The action was taken in response to USA government action in May to bar U.S. companies from using foreign telecom firms it regards as a security risk. Aside from the losses to Huawei itself, the ban will also impact Huawei's suppliers. The news arrived in a tweet earlier today following speculation regarding Huawei's Android alternative in the wake of recent USA sanctions. And Huawei makes so many appealing handsets, from high-end to low-end, that its hardware will have a big enough global market to hurt Google's bottom line.
Best Buy kicked the Chinese brand Huawei out of its stores; Facebook sent the company a Dear John letter; the U.S. government accused it of stealing trade secrets; and Huawei recently underwent an investigation by the U.S. Justice Department. A trio of sources tells the publication that Google has asked the USA government for permission to continue supplying Huawei without having to obtain a license from authorities.
The second argument in the above quote is that a ban would "create two kinds of Android" and hurt Google's monopoly over Android.
The Trump administration accuses Huawei of aiding Beijing in espionage, a claim the company denies.

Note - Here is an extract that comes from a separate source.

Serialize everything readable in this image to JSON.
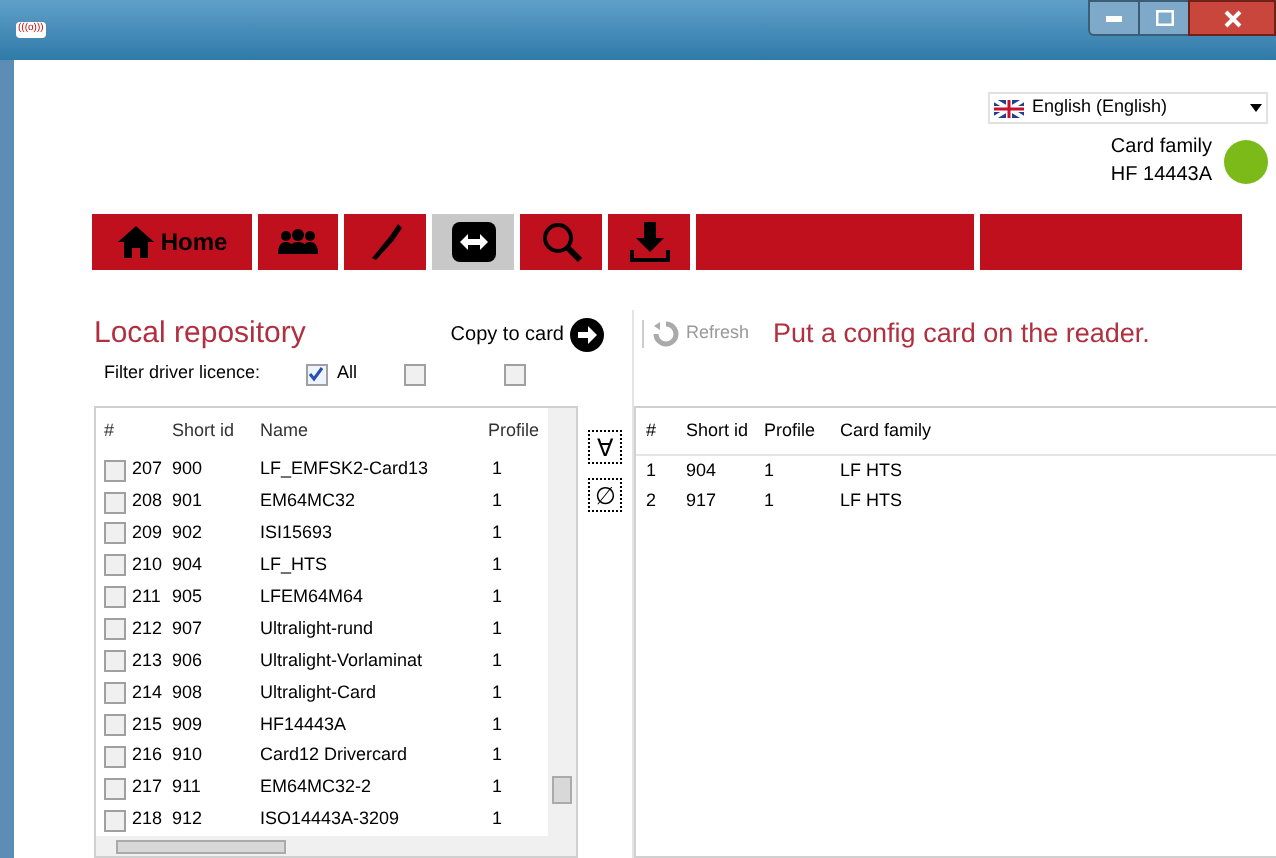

Google is afraid that Huawei's replacement OS for Android is going to more at risk of being hacked.